### [How to complete this task]
Which lines in the data below contain the word "image"? Pull each of them out.

### [Information supplied]
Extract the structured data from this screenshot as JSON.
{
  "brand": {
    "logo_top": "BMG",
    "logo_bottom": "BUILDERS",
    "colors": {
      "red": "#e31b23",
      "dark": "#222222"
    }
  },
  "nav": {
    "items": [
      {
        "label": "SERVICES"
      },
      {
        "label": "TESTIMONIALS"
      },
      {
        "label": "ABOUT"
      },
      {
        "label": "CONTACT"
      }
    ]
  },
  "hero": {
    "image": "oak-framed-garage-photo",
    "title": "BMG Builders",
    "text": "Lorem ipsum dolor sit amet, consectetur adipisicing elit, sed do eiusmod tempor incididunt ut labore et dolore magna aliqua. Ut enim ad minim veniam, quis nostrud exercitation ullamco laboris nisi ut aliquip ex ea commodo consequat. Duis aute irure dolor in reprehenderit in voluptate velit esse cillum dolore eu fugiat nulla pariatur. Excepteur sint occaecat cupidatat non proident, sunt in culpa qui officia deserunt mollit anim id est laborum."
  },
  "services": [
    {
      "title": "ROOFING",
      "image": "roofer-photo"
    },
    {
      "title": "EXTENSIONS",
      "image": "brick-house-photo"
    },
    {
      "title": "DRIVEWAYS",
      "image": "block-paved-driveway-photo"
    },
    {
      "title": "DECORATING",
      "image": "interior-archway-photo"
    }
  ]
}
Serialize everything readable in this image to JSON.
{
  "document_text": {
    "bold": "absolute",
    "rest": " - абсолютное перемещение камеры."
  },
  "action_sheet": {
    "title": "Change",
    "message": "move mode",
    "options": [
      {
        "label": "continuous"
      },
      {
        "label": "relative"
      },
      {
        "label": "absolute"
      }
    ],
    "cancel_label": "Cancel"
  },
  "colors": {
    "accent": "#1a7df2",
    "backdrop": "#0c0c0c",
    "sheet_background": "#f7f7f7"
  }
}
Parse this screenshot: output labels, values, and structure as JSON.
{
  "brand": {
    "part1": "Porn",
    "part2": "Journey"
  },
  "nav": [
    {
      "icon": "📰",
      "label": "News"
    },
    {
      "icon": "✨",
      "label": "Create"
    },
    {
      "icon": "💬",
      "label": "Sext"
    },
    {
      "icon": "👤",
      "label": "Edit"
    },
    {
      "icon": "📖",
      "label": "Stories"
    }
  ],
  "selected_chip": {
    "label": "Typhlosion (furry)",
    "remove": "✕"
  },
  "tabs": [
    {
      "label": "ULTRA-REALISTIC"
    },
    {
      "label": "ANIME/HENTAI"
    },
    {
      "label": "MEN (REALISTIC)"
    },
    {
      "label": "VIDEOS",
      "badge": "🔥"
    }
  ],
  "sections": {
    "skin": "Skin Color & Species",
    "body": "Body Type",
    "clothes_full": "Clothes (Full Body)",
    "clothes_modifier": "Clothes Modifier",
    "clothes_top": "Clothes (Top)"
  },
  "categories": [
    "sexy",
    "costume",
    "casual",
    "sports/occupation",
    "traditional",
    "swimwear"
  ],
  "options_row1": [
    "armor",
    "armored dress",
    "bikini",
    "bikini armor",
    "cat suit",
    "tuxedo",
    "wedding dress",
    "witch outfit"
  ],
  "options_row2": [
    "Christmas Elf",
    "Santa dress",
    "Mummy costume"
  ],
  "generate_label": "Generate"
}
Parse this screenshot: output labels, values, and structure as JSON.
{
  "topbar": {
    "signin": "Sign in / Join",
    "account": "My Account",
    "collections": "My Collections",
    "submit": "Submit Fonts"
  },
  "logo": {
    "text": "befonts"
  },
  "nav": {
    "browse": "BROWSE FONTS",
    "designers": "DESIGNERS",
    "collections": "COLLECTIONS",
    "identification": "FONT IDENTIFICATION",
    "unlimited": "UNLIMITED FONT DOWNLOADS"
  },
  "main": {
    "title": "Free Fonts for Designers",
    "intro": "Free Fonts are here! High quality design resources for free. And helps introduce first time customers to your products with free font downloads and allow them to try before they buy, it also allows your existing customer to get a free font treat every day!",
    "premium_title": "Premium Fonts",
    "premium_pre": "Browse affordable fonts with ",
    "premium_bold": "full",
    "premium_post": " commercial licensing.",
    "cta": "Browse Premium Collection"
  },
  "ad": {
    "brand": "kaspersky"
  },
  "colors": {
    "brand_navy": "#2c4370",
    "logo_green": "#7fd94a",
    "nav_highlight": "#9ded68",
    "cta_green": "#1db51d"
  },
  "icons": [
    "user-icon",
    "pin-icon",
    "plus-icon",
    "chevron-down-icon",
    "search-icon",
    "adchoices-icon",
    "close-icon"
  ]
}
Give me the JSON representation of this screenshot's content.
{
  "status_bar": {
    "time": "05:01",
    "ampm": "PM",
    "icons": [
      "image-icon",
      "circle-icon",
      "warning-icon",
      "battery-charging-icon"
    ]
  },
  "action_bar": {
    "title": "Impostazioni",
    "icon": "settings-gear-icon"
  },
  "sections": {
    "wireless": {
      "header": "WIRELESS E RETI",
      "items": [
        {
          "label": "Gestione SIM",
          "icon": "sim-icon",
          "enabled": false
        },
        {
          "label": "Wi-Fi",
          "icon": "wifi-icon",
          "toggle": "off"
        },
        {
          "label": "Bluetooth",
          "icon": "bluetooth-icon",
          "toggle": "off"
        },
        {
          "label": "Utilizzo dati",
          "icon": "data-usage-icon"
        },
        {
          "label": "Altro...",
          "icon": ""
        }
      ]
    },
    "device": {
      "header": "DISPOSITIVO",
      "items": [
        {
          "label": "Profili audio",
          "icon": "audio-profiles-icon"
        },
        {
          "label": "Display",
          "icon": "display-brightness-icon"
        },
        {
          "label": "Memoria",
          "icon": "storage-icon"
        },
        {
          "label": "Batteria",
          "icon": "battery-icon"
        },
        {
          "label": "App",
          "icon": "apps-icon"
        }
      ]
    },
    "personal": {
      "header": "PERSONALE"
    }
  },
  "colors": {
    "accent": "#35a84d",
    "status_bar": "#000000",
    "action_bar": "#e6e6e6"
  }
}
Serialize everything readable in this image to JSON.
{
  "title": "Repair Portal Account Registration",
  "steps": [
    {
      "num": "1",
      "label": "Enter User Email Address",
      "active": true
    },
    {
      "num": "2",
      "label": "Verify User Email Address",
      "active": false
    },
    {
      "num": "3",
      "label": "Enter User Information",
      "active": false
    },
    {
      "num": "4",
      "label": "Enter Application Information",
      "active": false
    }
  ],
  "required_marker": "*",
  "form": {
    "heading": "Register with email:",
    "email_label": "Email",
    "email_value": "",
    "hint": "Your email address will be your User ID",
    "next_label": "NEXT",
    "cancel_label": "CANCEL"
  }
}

### [Output for this task]
    "image": "oak-framed-garage-photo",
      "image": "roofer-photo"
      "image": "brick-house-photo"
      "image": "block-paved-driveway-photo"
      "image": "interior-archway-photo"
Serialize everything readable in this image to JSON.
      "image-icon",
Serialize everything readable in this image to JSON.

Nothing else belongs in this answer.